*** Opening of INFORMATION SUPPLIED ***
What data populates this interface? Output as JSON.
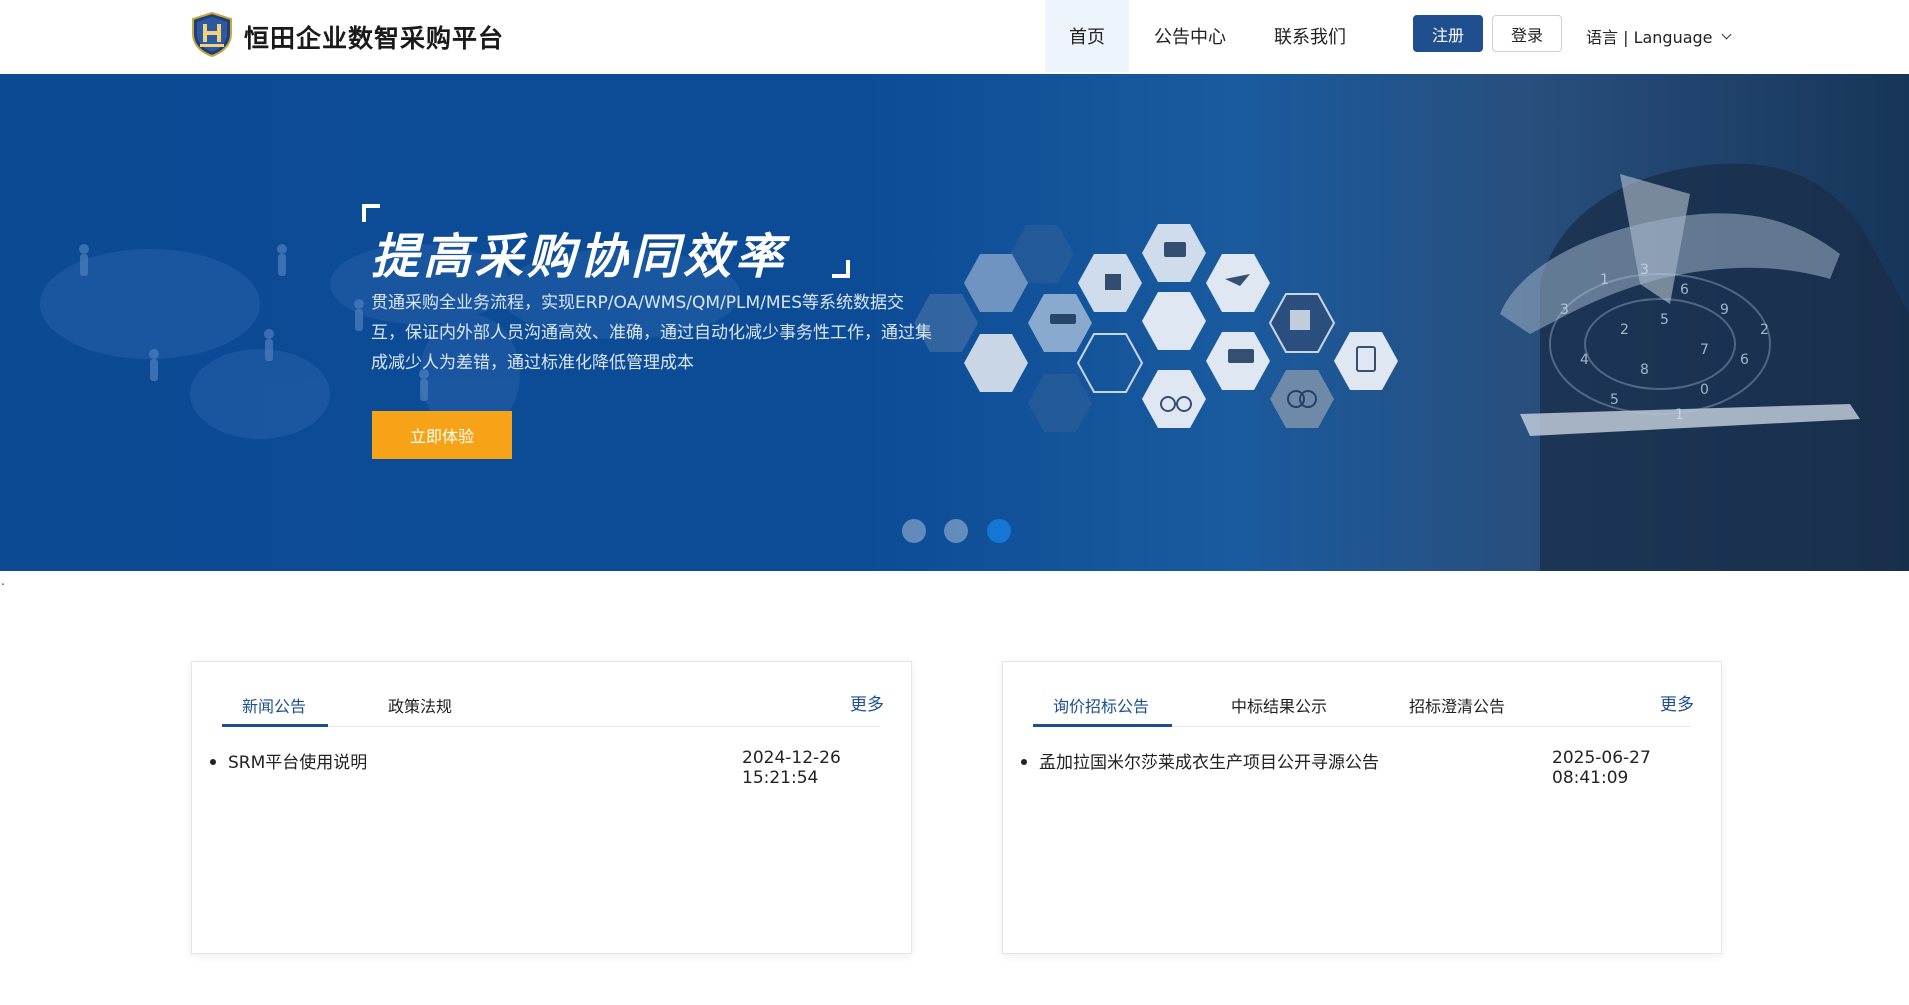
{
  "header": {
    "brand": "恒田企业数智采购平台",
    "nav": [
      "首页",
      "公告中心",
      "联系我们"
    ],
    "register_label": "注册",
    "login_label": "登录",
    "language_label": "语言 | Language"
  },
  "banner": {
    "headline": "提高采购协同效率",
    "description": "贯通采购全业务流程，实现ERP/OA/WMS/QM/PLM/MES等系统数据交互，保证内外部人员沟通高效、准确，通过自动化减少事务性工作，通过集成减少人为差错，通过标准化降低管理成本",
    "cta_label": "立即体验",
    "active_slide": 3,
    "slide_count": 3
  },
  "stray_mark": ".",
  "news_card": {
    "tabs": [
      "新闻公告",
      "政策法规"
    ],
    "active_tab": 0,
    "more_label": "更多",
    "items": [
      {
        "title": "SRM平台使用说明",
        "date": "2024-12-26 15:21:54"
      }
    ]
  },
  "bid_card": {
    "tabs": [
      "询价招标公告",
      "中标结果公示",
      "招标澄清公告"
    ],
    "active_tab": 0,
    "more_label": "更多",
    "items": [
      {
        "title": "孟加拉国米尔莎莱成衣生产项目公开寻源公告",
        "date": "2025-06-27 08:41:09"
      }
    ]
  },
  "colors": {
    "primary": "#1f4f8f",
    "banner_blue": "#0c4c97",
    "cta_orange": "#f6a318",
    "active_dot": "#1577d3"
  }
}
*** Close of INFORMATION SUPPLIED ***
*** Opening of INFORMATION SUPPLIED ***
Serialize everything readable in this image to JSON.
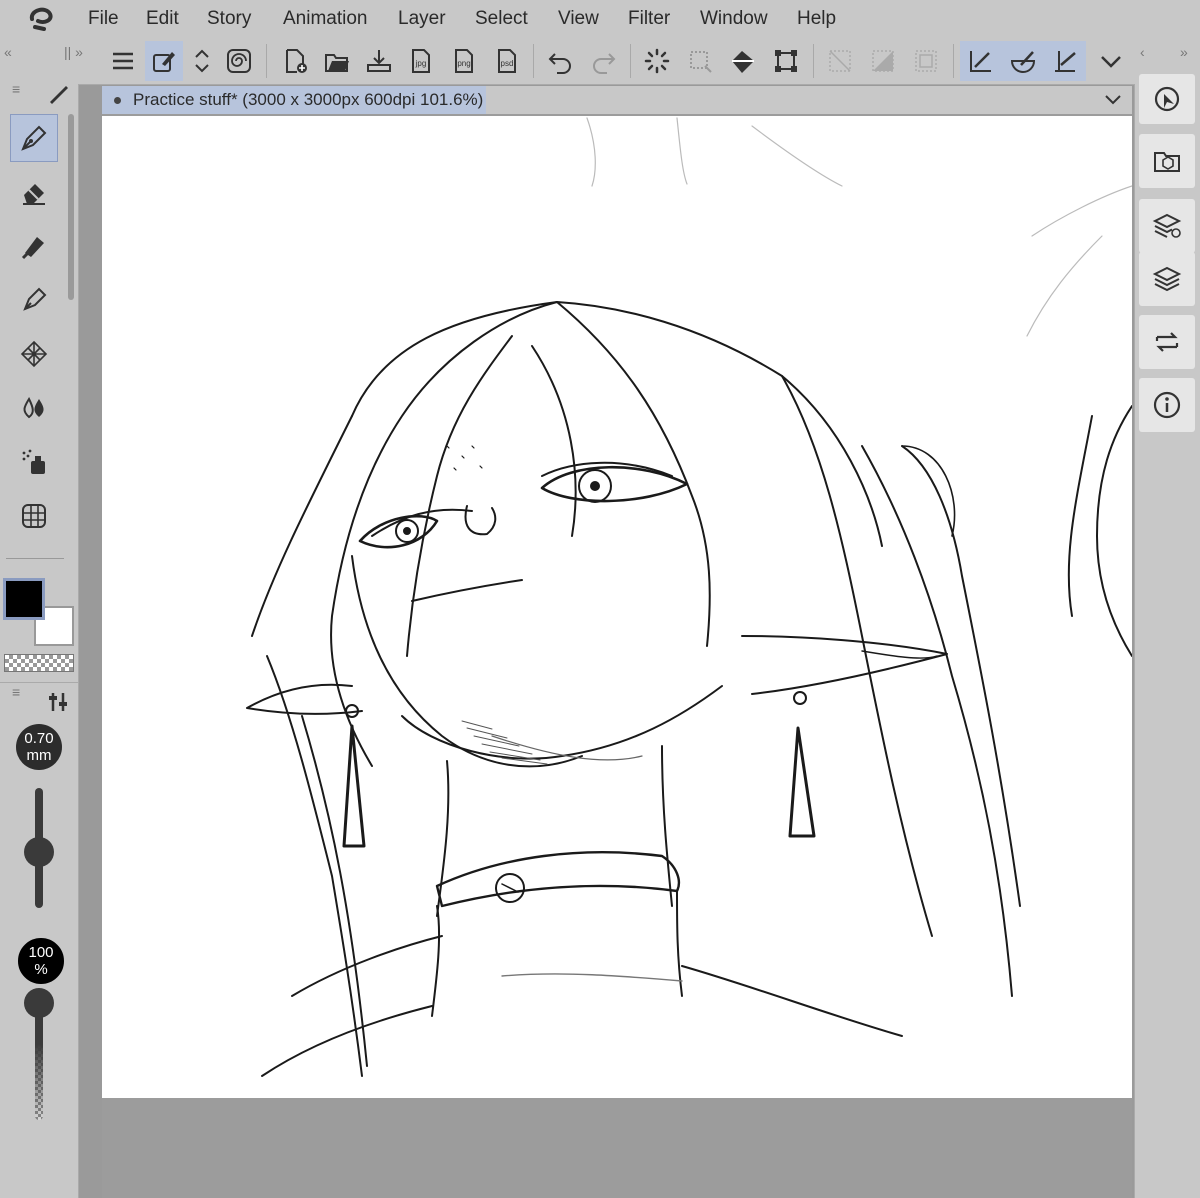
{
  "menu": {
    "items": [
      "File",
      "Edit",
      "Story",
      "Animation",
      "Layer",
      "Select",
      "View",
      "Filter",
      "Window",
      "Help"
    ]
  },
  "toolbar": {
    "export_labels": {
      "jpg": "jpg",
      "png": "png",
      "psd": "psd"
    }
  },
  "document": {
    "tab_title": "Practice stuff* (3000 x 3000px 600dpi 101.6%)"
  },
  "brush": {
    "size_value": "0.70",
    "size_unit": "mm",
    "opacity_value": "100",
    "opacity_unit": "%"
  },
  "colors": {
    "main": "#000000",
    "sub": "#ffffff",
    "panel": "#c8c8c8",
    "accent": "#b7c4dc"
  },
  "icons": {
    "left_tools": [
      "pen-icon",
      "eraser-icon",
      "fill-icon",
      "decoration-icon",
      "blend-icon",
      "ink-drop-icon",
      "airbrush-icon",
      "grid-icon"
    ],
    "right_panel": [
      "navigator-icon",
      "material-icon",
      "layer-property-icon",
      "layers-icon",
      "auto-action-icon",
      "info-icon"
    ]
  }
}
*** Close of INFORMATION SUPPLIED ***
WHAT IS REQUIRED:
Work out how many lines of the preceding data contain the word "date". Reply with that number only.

EXERCISE RESPONSE:
2